The Definitive Investigation of the UFO Phenomenon
James Fox
This documentary sets out to prove that Unidentified Flying Saucers (UFOs) of unknown origin and technologies do exist and that there is an active campaign to hide the facts of their existence. Now, this won't be news to UFO buffs of longstanding, of course, but there still may be some who haven't given any serious consideration to this topic, at all. Then, there are the debunkers, as well, who just won't give any serious consideration to this topic, no matter how valid the evidence; and then, too, the hard-core skeptics who doubt and question all the evidence, but at least give the evidence some consideration. more...
DVD 155 min.

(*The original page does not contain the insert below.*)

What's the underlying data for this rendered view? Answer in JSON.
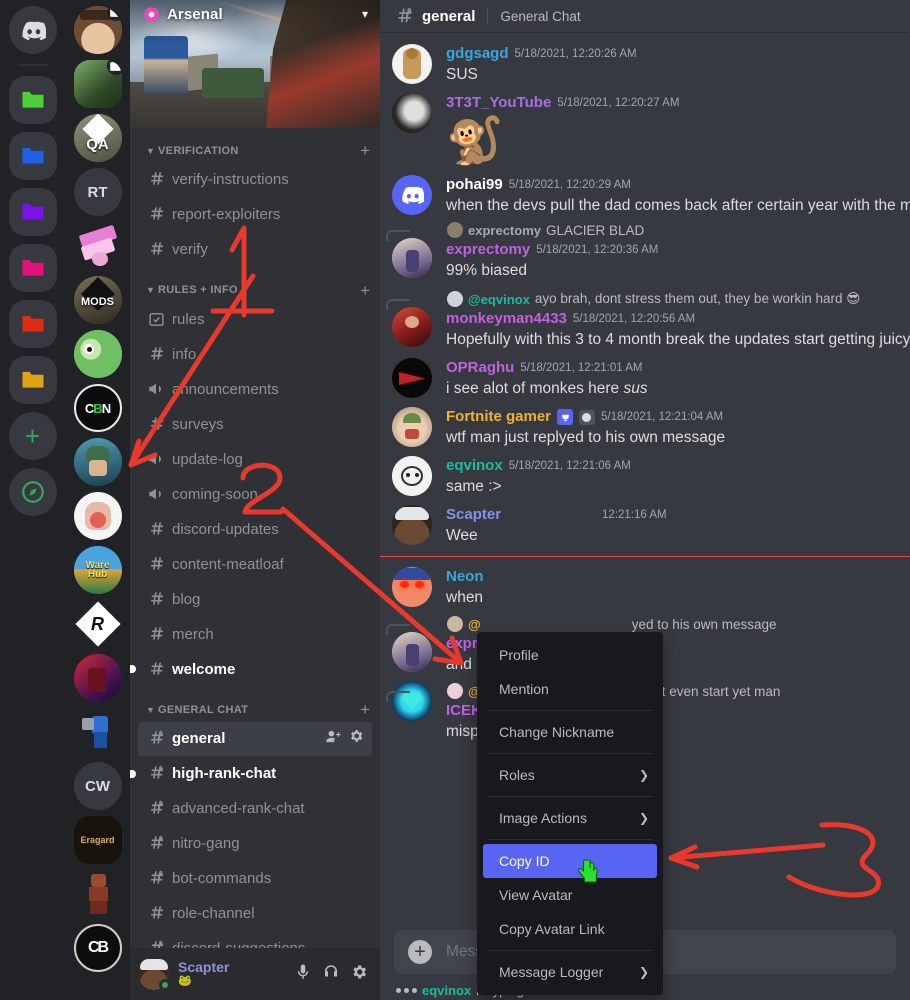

David Hatcher Childress
Here, once again, is archaeologist, author, and adventurer David Hatcher Childress (the non-fictional "Indiana Jones") in conference, this time at the Ancient Mysteries conference in Arizona. For those who may be new to Atlantis Rising, we have done many reviews of David's entertaining DVDs, more on archaeology than cryptozoology, though. He is also the author of more books than I can enumerate here. His current undertaking is on the TV series "Ancient Aliens" which is quite popular on the History channel now. more...
DVD 85 min.

Bloody Archaeology
Stephen J. Cohen -Indianapolis, IN

Schoch Responds to Cohen
Robert M. Schoch-Boston, MA

Carbon Dioxide and Global Warming
Tom Batorski -Angola NY

Mars Nostalgia
Joseph Mongioi-Chaplain - Bloomfield, NJ